### PROBLEM DETAILS
Return every line from the records below in which the word "Sequence" is found.

━━━━━━━━━━

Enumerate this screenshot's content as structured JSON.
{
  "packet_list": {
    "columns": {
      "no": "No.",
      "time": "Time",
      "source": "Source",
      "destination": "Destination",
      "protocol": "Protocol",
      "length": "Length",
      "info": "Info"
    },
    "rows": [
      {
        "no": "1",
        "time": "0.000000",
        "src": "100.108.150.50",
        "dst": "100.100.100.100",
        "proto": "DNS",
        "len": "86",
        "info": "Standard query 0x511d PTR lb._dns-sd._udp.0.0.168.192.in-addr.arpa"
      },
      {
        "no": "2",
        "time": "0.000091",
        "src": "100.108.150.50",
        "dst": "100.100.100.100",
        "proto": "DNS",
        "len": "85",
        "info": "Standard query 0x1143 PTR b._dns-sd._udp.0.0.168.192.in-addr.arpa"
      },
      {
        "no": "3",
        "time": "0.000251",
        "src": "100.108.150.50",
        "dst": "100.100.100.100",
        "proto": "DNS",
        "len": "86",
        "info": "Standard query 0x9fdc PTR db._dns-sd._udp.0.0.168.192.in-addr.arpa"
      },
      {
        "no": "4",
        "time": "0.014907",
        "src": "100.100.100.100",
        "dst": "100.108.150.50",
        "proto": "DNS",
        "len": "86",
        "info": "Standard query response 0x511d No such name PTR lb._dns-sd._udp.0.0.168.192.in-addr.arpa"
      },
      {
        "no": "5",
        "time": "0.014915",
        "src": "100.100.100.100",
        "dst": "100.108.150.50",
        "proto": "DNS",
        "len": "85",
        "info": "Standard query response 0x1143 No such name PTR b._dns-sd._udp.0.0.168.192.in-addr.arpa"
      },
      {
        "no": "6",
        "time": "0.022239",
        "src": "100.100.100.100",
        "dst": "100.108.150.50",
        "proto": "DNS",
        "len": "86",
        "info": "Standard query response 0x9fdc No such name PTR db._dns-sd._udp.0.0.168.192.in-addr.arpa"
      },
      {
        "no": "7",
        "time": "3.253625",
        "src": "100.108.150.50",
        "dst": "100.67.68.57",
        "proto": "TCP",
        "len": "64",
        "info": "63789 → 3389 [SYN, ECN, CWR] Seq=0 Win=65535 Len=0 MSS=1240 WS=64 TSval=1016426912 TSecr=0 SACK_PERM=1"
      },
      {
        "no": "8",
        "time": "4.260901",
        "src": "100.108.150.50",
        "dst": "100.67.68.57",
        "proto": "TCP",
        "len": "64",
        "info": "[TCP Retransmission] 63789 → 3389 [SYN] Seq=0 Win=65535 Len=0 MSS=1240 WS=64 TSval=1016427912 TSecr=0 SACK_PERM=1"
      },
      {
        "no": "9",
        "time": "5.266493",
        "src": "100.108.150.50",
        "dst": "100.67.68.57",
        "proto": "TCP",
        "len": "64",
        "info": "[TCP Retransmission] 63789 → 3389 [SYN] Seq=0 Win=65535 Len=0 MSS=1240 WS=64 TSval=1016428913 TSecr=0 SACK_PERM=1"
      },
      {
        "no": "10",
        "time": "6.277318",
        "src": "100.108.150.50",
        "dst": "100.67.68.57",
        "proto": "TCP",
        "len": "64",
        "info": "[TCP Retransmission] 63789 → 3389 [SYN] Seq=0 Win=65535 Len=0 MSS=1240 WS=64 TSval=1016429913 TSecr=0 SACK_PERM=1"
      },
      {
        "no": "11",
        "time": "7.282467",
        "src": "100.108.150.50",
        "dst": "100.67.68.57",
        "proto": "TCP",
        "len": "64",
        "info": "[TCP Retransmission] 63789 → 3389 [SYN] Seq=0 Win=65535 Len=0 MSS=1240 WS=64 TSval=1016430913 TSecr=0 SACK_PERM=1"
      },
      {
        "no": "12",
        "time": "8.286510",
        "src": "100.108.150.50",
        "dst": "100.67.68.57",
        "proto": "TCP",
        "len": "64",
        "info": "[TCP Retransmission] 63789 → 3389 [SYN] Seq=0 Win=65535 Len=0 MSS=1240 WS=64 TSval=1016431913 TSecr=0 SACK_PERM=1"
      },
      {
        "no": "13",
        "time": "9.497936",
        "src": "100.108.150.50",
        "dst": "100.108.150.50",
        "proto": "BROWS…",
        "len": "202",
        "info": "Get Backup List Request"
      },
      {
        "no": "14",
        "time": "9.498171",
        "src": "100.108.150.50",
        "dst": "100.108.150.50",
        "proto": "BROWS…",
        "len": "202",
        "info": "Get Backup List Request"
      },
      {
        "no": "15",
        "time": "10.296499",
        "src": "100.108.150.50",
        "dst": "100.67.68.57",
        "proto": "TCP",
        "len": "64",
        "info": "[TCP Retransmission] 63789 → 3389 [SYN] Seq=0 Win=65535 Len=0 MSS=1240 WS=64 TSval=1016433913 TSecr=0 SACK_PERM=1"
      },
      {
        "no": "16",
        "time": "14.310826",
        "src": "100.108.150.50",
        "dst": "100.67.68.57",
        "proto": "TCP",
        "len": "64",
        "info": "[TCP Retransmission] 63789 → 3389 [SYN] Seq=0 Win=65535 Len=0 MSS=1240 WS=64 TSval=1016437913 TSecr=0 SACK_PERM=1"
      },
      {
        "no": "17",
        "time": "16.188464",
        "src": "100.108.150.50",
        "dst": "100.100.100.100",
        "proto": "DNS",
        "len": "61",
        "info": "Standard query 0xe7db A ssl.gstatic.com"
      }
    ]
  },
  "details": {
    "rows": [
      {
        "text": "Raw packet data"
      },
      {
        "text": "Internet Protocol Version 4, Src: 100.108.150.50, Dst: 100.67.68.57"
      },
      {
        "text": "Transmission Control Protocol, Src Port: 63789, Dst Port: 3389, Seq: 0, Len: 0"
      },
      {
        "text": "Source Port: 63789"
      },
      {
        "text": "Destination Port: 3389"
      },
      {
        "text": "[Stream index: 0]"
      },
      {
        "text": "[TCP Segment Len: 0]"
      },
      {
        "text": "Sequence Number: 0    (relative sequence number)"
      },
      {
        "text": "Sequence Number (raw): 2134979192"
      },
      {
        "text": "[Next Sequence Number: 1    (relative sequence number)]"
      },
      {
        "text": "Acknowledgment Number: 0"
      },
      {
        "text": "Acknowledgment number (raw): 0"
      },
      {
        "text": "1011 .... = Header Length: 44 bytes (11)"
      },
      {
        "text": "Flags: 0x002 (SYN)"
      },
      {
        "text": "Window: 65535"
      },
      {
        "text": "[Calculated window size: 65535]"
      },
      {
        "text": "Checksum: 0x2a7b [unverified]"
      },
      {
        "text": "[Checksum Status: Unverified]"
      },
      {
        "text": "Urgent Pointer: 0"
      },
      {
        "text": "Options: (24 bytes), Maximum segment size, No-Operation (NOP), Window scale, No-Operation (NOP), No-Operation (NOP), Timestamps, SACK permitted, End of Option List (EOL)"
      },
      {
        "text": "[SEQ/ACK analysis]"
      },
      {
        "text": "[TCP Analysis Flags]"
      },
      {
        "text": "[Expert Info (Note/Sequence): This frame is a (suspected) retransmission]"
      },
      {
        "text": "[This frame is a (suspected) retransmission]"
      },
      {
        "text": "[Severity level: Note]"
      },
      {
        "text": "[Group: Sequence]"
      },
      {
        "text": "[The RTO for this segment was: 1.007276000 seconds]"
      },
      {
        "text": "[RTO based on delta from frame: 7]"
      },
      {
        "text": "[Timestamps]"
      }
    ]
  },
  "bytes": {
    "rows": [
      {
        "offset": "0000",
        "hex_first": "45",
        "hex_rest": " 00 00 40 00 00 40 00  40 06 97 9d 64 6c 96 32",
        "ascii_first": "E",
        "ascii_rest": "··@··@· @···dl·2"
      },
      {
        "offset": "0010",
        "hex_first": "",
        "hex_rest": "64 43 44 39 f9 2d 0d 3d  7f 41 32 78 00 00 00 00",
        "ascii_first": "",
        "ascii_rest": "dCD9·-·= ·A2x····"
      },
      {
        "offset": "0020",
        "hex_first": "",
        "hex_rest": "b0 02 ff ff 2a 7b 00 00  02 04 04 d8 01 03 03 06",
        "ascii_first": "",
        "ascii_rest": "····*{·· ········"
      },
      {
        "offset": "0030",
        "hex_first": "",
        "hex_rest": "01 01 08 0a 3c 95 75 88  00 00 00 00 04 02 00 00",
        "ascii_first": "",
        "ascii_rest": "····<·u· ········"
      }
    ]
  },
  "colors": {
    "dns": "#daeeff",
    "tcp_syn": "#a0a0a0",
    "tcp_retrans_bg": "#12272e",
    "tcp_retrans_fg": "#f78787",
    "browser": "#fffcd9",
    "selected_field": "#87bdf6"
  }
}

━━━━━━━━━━

### ANSWER AREA
        "text": "Sequence Number: 0    (relative sequence number)"
        "text": "Sequence Number (raw): 2134979192"
        "text": "[Next Sequence Number: 1    (relative sequence number)]"
        "text": "[Expert Info (Note/Sequence): This frame is a (suspected) retransmission]"
        "text": "[Group: Sequence]"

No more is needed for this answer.